→ **PROBLEM DESCRIPTION**: Copy the data exactly, keeping every line intact.

*-*-*

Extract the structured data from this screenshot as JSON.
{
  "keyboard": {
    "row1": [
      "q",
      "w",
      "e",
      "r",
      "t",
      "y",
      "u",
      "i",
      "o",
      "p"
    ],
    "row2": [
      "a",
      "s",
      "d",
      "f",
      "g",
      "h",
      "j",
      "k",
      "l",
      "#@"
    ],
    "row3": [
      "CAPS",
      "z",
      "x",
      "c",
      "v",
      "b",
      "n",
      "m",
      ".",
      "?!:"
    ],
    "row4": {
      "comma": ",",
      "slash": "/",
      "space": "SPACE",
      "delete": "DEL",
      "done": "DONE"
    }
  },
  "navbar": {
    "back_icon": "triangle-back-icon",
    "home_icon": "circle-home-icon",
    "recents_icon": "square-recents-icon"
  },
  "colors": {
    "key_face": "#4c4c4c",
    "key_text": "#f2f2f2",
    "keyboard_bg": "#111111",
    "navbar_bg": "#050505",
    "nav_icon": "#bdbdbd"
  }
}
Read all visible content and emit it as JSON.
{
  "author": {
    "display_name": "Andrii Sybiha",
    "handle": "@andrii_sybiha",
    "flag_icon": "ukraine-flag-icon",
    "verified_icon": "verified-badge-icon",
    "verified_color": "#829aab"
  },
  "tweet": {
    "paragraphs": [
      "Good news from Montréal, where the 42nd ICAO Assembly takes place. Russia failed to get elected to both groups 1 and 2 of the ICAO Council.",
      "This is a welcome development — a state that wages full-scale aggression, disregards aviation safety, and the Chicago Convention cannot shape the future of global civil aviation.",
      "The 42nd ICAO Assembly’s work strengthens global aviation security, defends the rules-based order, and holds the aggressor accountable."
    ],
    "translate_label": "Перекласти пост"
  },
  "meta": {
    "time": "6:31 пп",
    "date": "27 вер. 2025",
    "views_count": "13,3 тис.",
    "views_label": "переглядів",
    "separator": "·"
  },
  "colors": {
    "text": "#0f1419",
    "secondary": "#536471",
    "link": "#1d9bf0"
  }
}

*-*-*

→ **SOLUTION TO THE PROBLEM**:
Extract the structured data from this screenshot as JSON.
{
  "keyboard": {
    "row1": [
      "q",
      "w",
      "e",
      "r",
      "t",
      "y",
      "u",
      "i",
      "o",
      "p"
    ],
    "row2": [
      "a",
      "s",
      "d",
      "f",
      "g",
      "h",
      "j",
      "k",
      "l",
      "#@"
    ],
    "row3": [
      "CAPS",
      "z",
      "x",
      "c",
      "v",
      "b",
      "n",
      "m",
      ".",
      "?!:"
    ],
    "row4": {
      "comma": ",",
      "slash": "/",
      "space": "SPACE",
      "delete": "DEL",
      "done": "DONE"
    }
  },
  "navbar": {
    "back_icon": "triangle-back-icon",
    "home_icon": "circle-home-icon",
    "recents_icon": "square-recents-icon"
  },
  "colors": {
    "key_face": "#4c4c4c",
    "key_text": "#f2f2f2",
    "keyboard_bg": "#111111",
    "navbar_bg": "#050505",
    "nav_icon": "#bdbdbd"
  }
}
Read all visible content and emit it as JSON.
{
  "author": {
    "display_name": "Andrii Sybiha",
    "handle": "@andrii_sybiha",
    "flag_icon": "ukraine-flag-icon",
    "verified_icon": "verified-badge-icon",
    "verified_color": "#829aab"
  },
  "tweet": {
    "paragraphs": [
      "Good news from Montréal, where the 42nd ICAO Assembly takes place. Russia failed to get elected to both groups 1 and 2 of the ICAO Council.",
      "This is a welcome development — a state that wages full-scale aggression, disregards aviation safety, and the Chicago Convention cannot shape the future of global civil aviation.",
      "The 42nd ICAO Assembly’s work strengthens global aviation security, defends the rules-based order, and holds the aggressor accountable."
    ],
    "translate_label": "Перекласти пост"
  },
  "meta": {
    "time": "6:31 пп",
    "date": "27 вер. 2025",
    "views_count": "13,3 тис.",
    "views_label": "переглядів",
    "separator": "·"
  },
  "colors": {
    "text": "#0f1419",
    "secondary": "#536471",
    "link": "#1d9bf0"
  }
}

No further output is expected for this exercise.